What the task asks: Beginning with the first line, return the material verbatim and without pictures.
━━━━━ Given records
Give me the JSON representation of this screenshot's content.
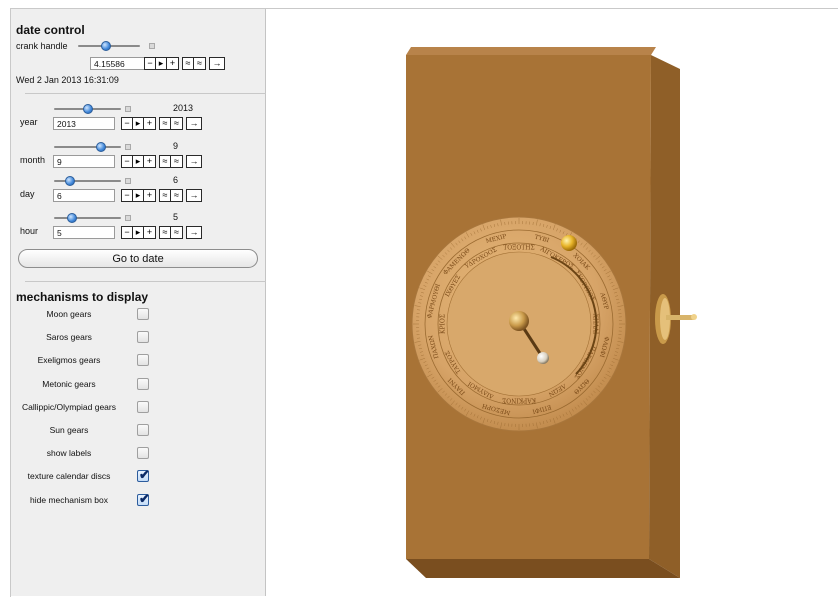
{
  "date_control": {
    "title": "date control",
    "crank_label": "crank handle",
    "crank_value": 0.45,
    "crank_input": "4.15586",
    "datetime": "Wed 2 Jan 2013 16:31:09"
  },
  "fields": [
    {
      "label": "year",
      "display": "2013",
      "input": "2013",
      "level": 0.5
    },
    {
      "label": "month",
      "display": "9",
      "input": "9",
      "level": 0.73
    },
    {
      "label": "day",
      "display": "6",
      "input": "6",
      "level": 0.2
    },
    {
      "label": "hour",
      "display": "5",
      "input": "5",
      "level": 0.22
    }
  ],
  "controls": {
    "minus": "−",
    "play": "▸",
    "plus": "+",
    "up": "≈",
    "down": "≈",
    "right": "→"
  },
  "goto_label": "Go to date",
  "mechanisms": {
    "title": "mechanisms to display",
    "items": [
      {
        "label": "Moon gears",
        "checked": false
      },
      {
        "label": "Saros gears",
        "checked": false
      },
      {
        "label": "Exeligmos gears",
        "checked": false
      },
      {
        "label": "Metonic gears",
        "checked": false
      },
      {
        "label": "Callippic/Olympiad gears",
        "checked": false
      },
      {
        "label": "Sun gears",
        "checked": false
      },
      {
        "label": "show labels",
        "checked": false
      },
      {
        "label": "texture calendar discs",
        "checked": true
      },
      {
        "label": "hide mechanism box",
        "checked": true
      }
    ]
  },
  "dial_labels": {
    "outer": [
      "ΜΕΧΙΡ",
      "ΤΥΒΙ",
      "ΧΟΙΑΚ",
      "ΑΘΥΡ",
      "ΦΑΩΦΙ",
      "ΘΩΥΘ",
      "ΕΠΙΦΙ",
      "ΜΕΣΟΡΗ",
      "ΠΑΥΝΙ",
      "ΠΑΧΩΝ",
      "ΦΑΡΜΟΥΘΙ",
      "ΦΑΜΕΝΩΘ"
    ],
    "inner": [
      "ΤΟΞΟΤΗΣ",
      "ΑΙΓΟΚΕΡΩΣ",
      "ΣΚΟΡΠΙΟΣ",
      "ΧΗΛΑΙ",
      "ΠΑΡΘΕΝΟΣ",
      "ΛΕΩΝ",
      "ΚΑΡΚΙΝΟΣ",
      "ΔΙΔΥΜΟΙ",
      "ΤΑΥΡΟΣ",
      "ΚΡΙΟΣ",
      "ΙΧΘΥΕΣ",
      "ΥΔΡΟΧΟΟΣ"
    ]
  },
  "colors": {
    "box_front": "#a87336",
    "box_side": "#8f5f28",
    "box_top": "#b8834a",
    "dial": "#d7a468",
    "slider_thumb": "#3f86d9"
  }
}
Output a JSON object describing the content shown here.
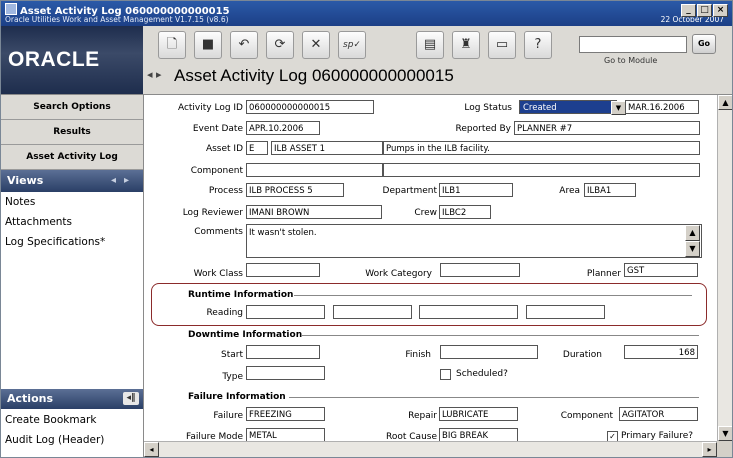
{
  "window": {
    "title": "Asset Activity Log 060000000000015",
    "subtitle": "Oracle Utilities Work and Asset Management V1.7.15 (v8.6)",
    "date": "22 October  2007"
  },
  "header": {
    "logo": "ORACLE",
    "page_title": "Asset Activity Log 060000000000015",
    "go_button": "Go",
    "go_to_module_label": "Go to Module"
  },
  "sidebar": {
    "tabs": [
      "Search Options",
      "Results",
      "Asset Activity Log"
    ],
    "views_label": "Views",
    "views": [
      "Notes",
      "Attachments",
      "Log Specifications*"
    ],
    "actions_label": "Actions",
    "actions": [
      "Create Bookmark",
      "Audit Log (Header)"
    ]
  },
  "form": {
    "activity_log_id_label": "Activity Log ID",
    "activity_log_id": "060000000000015",
    "log_status_label": "Log Status",
    "log_status": "Created",
    "log_status_date": "MAR.16.2006",
    "event_date_label": "Event Date",
    "event_date": "APR.10.2006",
    "reported_by_label": "Reported By",
    "reported_by": "PLANNER #7",
    "asset_id_label": "Asset ID",
    "asset_type": "E",
    "asset_id": "ILB ASSET 1",
    "asset_desc": "Pumps in the ILB facility.",
    "component_label": "Component",
    "component": "",
    "component_desc": "",
    "process_label": "Process",
    "process": "ILB PROCESS 5",
    "department_label": "Department",
    "department": "ILB1",
    "area_label": "Area",
    "area": "ILBA1",
    "log_reviewer_label": "Log Reviewer",
    "log_reviewer": "IMANI BROWN",
    "crew_label": "Crew",
    "crew": "ILBC2",
    "comments_label": "Comments",
    "comments": "It wasn't stolen.",
    "work_class_label": "Work Class",
    "work_class": "",
    "work_category_label": "Work Category",
    "work_category": "",
    "planner_label": "Planner",
    "planner": "GST"
  },
  "runtime": {
    "section_title": "Runtime Information",
    "reading_label": "Reading"
  },
  "downtime": {
    "section_title": "Downtime Information",
    "start_label": "Start",
    "start": "",
    "finish_label": "Finish",
    "finish": "",
    "duration_label": "Duration",
    "duration": "168",
    "type_label": "Type",
    "type": "",
    "scheduled_label": "Scheduled?"
  },
  "failure": {
    "section_title": "Failure Information",
    "failure_label": "Failure",
    "failure": "FREEZING",
    "repair_label": "Repair",
    "repair": "LUBRICATE",
    "component_label": "Component",
    "component": "AGITATOR",
    "failure_mode_label": "Failure Mode",
    "failure_mode": "METAL",
    "root_cause_label": "Root Cause",
    "root_cause": "BIG BREAK",
    "primary_failure_label": "Primary Failure?",
    "primary_failure_checked": true
  },
  "colors": {
    "highlight_border": "#8b2b2b",
    "status_selected": "#1d3f8f"
  },
  "icons": [
    "new-icon",
    "save-icon",
    "undo-icon",
    "refresh-icon",
    "delete-icon",
    "spell-check-icon",
    "print-icon",
    "attach-icon",
    "bookmark-icon",
    "help-icon"
  ]
}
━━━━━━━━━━
Reply:
Give me the JSON representation of this screenshot's content.
{
  "date_control": {
    "title": "date control",
    "crank_label": "crank handle",
    "crank_value": 0.45,
    "crank_input": "4.15586",
    "datetime": "Wed 2 Jan 2013 16:31:09"
  },
  "fields": [
    {
      "label": "year",
      "display": "2013",
      "input": "2013",
      "level": 0.5
    },
    {
      "label": "month",
      "display": "9",
      "input": "9",
      "level": 0.73
    },
    {
      "label": "day",
      "display": "6",
      "input": "6",
      "level": 0.2
    },
    {
      "label": "hour",
      "display": "5",
      "input": "5",
      "level": 0.22
    }
  ],
  "controls": {
    "minus": "−",
    "play": "▸",
    "plus": "+",
    "up": "≈",
    "down": "≈",
    "right": "→"
  },
  "goto_label": "Go to date",
  "mechanisms": {
    "title": "mechanisms to display",
    "items": [
      {
        "label": "Moon gears",
        "checked": false
      },
      {
        "label": "Saros gears",
        "checked": false
      },
      {
        "label": "Exeligmos gears",
        "checked": false
      },
      {
        "label": "Metonic gears",
        "checked": false
      },
      {
        "label": "Callippic/Olympiad gears",
        "checked": false
      },
      {
        "label": "Sun gears",
        "checked": false
      },
      {
        "label": "show labels",
        "checked": false
      },
      {
        "label": "texture calendar discs",
        "checked": true
      },
      {
        "label": "hide mechanism box",
        "checked": true
      }
    ]
  },
  "dial_labels": {
    "outer": [
      "ΜΕΧΙΡ",
      "ΤΥΒΙ",
      "ΧΟΙΑΚ",
      "ΑΘΥΡ",
      "ΦΑΩΦΙ",
      "ΘΩΥΘ",
      "ΕΠΙΦΙ",
      "ΜΕΣΟΡΗ",
      "ΠΑΥΝΙ",
      "ΠΑΧΩΝ",
      "ΦΑΡΜΟΥΘΙ",
      "ΦΑΜΕΝΩΘ"
    ],
    "inner": [
      "ΤΟΞΟΤΗΣ",
      "ΑΙΓΟΚΕΡΩΣ",
      "ΣΚΟΡΠΙΟΣ",
      "ΧΗΛΑΙ",
      "ΠΑΡΘΕΝΟΣ",
      "ΛΕΩΝ",
      "ΚΑΡΚΙΝΟΣ",
      "ΔΙΔΥΜΟΙ",
      "ΤΑΥΡΟΣ",
      "ΚΡΙΟΣ",
      "ΙΧΘΥΕΣ",
      "ΥΔΡΟΧΟΟΣ"
    ]
  },
  "colors": {
    "box_front": "#a87336",
    "box_side": "#8f5f28",
    "box_top": "#b8834a",
    "dial": "#d7a468",
    "slider_thumb": "#3f86d9"
  }
}
Output a JSON object describing the content shown here.
{
  "window": {
    "title": "Asset Activity Log 060000000000015",
    "subtitle": "Oracle Utilities Work and Asset Management V1.7.15 (v8.6)",
    "date": "22 October  2007"
  },
  "header": {
    "logo": "ORACLE",
    "page_title": "Asset Activity Log 060000000000015",
    "go_button": "Go",
    "go_to_module_label": "Go to Module"
  },
  "sidebar": {
    "tabs": [
      "Search Options",
      "Results",
      "Asset Activity Log"
    ],
    "views_label": "Views",
    "views": [
      "Notes",
      "Attachments",
      "Log Specifications*"
    ],
    "actions_label": "Actions",
    "actions": [
      "Create Bookmark",
      "Audit Log (Header)"
    ]
  },
  "form": {
    "activity_log_id_label": "Activity Log ID",
    "activity_log_id": "060000000000015",
    "log_status_label": "Log Status",
    "log_status": "Created",
    "log_status_date": "MAR.16.2006",
    "event_date_label": "Event Date",
    "event_date": "APR.10.2006",
    "reported_by_label": "Reported By",
    "reported_by": "PLANNER #7",
    "asset_id_label": "Asset ID",
    "asset_type": "E",
    "asset_id": "ILB ASSET 1",
    "asset_desc": "Pumps in the ILB facility.",
    "component_label": "Component",
    "component": "",
    "component_desc": "",
    "process_label": "Process",
    "process": "ILB PROCESS 5",
    "department_label": "Department",
    "department": "ILB1",
    "area_label": "Area",
    "area": "ILBA1",
    "log_reviewer_label": "Log Reviewer",
    "log_reviewer": "IMANI BROWN",
    "crew_label": "Crew",
    "crew": "ILBC2",
    "comments_label": "Comments",
    "comments": "It wasn't stolen.",
    "work_class_label": "Work Class",
    "work_class": "",
    "work_category_label": "Work Category",
    "work_category": "",
    "planner_label": "Planner",
    "planner": "GST"
  },
  "runtime": {
    "section_title": "Runtime Information",
    "reading_label": "Reading"
  },
  "downtime": {
    "section_title": "Downtime Information",
    "start_label": "Start",
    "start": "",
    "finish_label": "Finish",
    "finish": "",
    "duration_label": "Duration",
    "duration": "168",
    "type_label": "Type",
    "type": "",
    "scheduled_label": "Scheduled?"
  },
  "failure": {
    "section_title": "Failure Information",
    "failure_label": "Failure",
    "failure": "FREEZING",
    "repair_label": "Repair",
    "repair": "LUBRICATE",
    "component_label": "Component",
    "component": "AGITATOR",
    "failure_mode_label": "Failure Mode",
    "failure_mode": "METAL",
    "root_cause_label": "Root Cause",
    "root_cause": "BIG BREAK",
    "primary_failure_label": "Primary Failure?",
    "primary_failure_checked": true
  },
  "colors": {
    "highlight_border": "#8b2b2b",
    "status_selected": "#1d3f8f"
  },
  "icons": [
    "new-icon",
    "save-icon",
    "undo-icon",
    "refresh-icon",
    "delete-icon",
    "spell-check-icon",
    "print-icon",
    "attach-icon",
    "bookmark-icon",
    "help-icon"
  ]
}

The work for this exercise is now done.